Prosimii (prosimians)

The big island on which lemurs are found today. Along with a few small neighboring islands, this is the only place in the world that lemurs have survived in the wild.


The largest non-human Madagascar primate. During the early evening, they mark their territories in the tree tops with loud, piercing vocalizations. By doing this, they space themselves out in the forest. They are members of the family Indriidae.


A species of Madagascar primates that have long spring-like legs that allow them to jump over 30 feet from tree to tree. This evolutionary specialization of their legs forces them to hop rather than walk when on the ground. They are members of the Family Indriidae.


A very rare, mostly solitary species of Madagascar primates that have elongated, narrow fingers with claw-like compressed nails that are used, along with their long, curved, rodent-like incisor teeth, to get at grubs under tree bark and other hard to reach delicacies. They are the only members of the family Daubentoniidae.

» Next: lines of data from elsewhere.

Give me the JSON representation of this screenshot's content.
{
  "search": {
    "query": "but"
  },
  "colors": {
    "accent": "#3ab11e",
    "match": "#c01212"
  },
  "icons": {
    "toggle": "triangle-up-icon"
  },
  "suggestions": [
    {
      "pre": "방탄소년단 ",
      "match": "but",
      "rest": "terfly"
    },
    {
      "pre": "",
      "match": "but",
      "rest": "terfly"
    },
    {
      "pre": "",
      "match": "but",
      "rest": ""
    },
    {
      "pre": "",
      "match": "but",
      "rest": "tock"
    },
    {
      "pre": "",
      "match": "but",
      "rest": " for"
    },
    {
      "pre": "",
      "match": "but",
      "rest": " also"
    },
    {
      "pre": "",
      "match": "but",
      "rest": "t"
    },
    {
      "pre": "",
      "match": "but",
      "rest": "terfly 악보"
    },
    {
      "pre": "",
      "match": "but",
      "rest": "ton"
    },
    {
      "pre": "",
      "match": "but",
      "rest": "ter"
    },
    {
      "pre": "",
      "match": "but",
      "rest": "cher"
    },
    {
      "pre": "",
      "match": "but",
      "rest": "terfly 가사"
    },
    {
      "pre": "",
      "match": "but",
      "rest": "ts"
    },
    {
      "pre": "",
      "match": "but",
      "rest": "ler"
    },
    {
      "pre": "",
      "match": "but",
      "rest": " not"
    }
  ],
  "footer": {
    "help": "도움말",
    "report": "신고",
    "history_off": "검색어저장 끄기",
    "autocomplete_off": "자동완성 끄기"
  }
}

A South Asian prosimian in the superfamily Lorisoidea. They are about the size of domesticated cats. They are slow, cautious climbers and creepers on forest branches. They have unpleasant tasting poisonous saliva that they lick onto their fur. Mothers also lick the fur of their babies which helps to protect them from potential predators.


A small arboreal African prosimian in the superfamily Lorisioidea. They are fast hoppers that can jump 30 times their own body length.

galago or bush baby

A close African relative of the Asian Loris. They are slow, cautious climbers and creepers on forest branches like lorises.

potto or angwantibo

Rat-sized primates from some of the islands off Southeast Asia. Biochemically they are close to monkeys, but chromosomally they are unique among the primates. They are the only members of the prosimian infraorder Tarsiformes. Unlike the lemurs, they lack a long snout and a rhinarium, or moist, hairless pad at the end. They can rotate their heads nearly 180°, like owls. They have long hairless tails, except for tuffs on the end, like kangaroo rats.